Mobile banking to plug gaps in financial inclusion Analysts at the roundtable say the service needs further promotion, coordination

Posted by BankInfo on Sun, Dec 09 2012 05:17 am

Participants take part in a roundtable on mobile financial services at The Daily Star Centre in Dhaka yesterday.

Bangladesh can use mobile financial services not only to accelerate financial inclusion, but also to bring more than 85 percent unbanked population to the mainstream at a cost effective manner.

Despite the enormous demand for mobile phone-based financial services, a large-scale adoption is yet not seen.

Analysts and policymakers made the observation at a roundtable co-organised by The Daily Star, BRAC Bank and bKash at The Daily Star Centre yesterday.

Former adviser to caretaker government Abdul Muyeed Chowdhury moderated the programme.

Some of the discussants proposed to form a body comprising the officials of the central bank, the telecom regulator, microfinance regulator and other stakeholders, to promote the services.

“A body can be formed to identify the problems and expand the services further,” said Khondkar Ibrahim Khaled, chairman of Bangladesh Krishi Bank and former deputy governor of Bangladesh Bank.

He said microfinance institutions can be the alternatives to the banks in expanding the mobile financial services across the country.

Muhammad Abdul Mazid, former chairman of the National Board of Revenue, also echoed the views of Ibrahim Khaled on the coordination issue.

“There is a necessity of coordination among the regulators to avoid any conflicting situation,” said Mazid who presented a paper on mobile financial services in Bangladesh.

The coordination issue came to the limelight as mobile financial services in Bangladesh are a bank-led model run by mobile phone companies, which are regulated by the Bangladesh Telecommunication Regulatory Commission (BTRC).

Often these two regulators come up with separate orders having no coordination between them.

Iqbal Quadir, a director of bKash and a teacher at the Massachusetts Institute of Technology in the US, also raised the conflicting issues between the banking regulator and the telecom regulator.

AB Mirza Azizul Islam, another former adviser to caretaker government, also stressed the need for coordination in the regulatory framework of the Bangladesh Bank and the BTRC.

Abdul Muyeed Chowdhury also endorsed the idea of forming a separate committee to promote the services.

Bangladesh, with a population of 150 million and a per capita income of around $800, has seen a steady economic growth over the past 15 years.

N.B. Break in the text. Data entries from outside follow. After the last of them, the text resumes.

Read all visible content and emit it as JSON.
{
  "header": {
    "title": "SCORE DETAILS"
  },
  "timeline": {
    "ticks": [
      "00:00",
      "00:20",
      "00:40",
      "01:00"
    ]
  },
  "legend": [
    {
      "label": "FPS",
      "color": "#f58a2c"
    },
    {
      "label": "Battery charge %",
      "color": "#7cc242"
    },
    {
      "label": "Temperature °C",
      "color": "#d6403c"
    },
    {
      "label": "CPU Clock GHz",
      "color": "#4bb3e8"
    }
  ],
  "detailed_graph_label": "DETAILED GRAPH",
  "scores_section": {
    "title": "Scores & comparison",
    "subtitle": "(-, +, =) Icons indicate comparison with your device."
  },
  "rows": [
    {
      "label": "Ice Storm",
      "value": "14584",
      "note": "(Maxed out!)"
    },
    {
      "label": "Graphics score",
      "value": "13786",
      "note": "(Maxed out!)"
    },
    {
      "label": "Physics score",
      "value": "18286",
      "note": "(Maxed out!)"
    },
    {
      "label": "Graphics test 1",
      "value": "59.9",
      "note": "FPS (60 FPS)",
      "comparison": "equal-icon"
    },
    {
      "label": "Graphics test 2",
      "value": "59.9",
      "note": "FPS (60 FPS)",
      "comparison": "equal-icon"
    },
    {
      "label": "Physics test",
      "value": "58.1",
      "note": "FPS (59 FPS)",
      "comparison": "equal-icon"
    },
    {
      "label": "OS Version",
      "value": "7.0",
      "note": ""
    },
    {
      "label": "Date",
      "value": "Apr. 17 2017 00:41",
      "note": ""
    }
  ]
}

Poverty rates have halved from 60 percent in early 1990s to 31 percent in 2010.

This development has also been reflected in the growth of the country's financial sector, supported by the recent transformation in banking technology.

Speakers said despite these significant improvements, access to basic financial services is still restricted to only 15 percent people.

They said, for the financially excluded people, opening and maintaining bank accounts can be costly, complex and time-consuming due to a lack of education and awareness.

The central bank has allowed 23 banks to operate mobile financial services. But only two banks -- BRAC and Dutch-Bangla -- have come up with the services and registered 20 lakh clients so far.

“Identity is a big problem,” said Nazrul Islam Khan, secretary to the ICT ministry, on the security concern in mobile banking services.

Khan said he is trying to convince the government to make an accurate database of the population, which can be used for mobile banking services.

Mahabub Hossain, executive director of BRAC, a non-government organisation, said mobile banking can benefit the poor who feel shy to go to a bank. But further investment is needed to reach out to the people, he added.

Khalid Shams, former chairman of Grameenphone, said there are some risks in the service, but Bangladesh should seize the opportunity.

Shams, a former bureaucrat, also asked the operators to come up with new products for the targeted people.

Abul Kashem Md Shirin, deputy managing director of Dutch-Bangla Bank, said cost is not a big issue in mobile banking as there will be no cost if there is no use. On security concern, he said it is like using credit/debit cards and there is nothing to be anxious.

Michael Kuehner, chief executive officer of mobile operator Robi, said costing and convenience of services are the two main components in mobile banking.

Hassan Zaman, chief economist of the central bank, said they have planned to launch a financial literacy campaign to make people aware. On why other banks are not coming with the mobile banking services, he said may be it is for the investment and profit margin issues.

Zaman also said the BB is trying to disburse money to the targeted people through mobile phones under different government programmes.

Brig Gen (retd) Shahedul Anam Khan, defence and strategic affairs editor of The Daily Star, delivered a welcome address, while Shah Husain Imam and Salehuddin Ahmed, associate editor and managing editor of the daily, and Syed Mahbubur Rahman, managing director of BRAC Bank, also spoke.

News: The Daily Star/Bangladesh/9th-Dec-12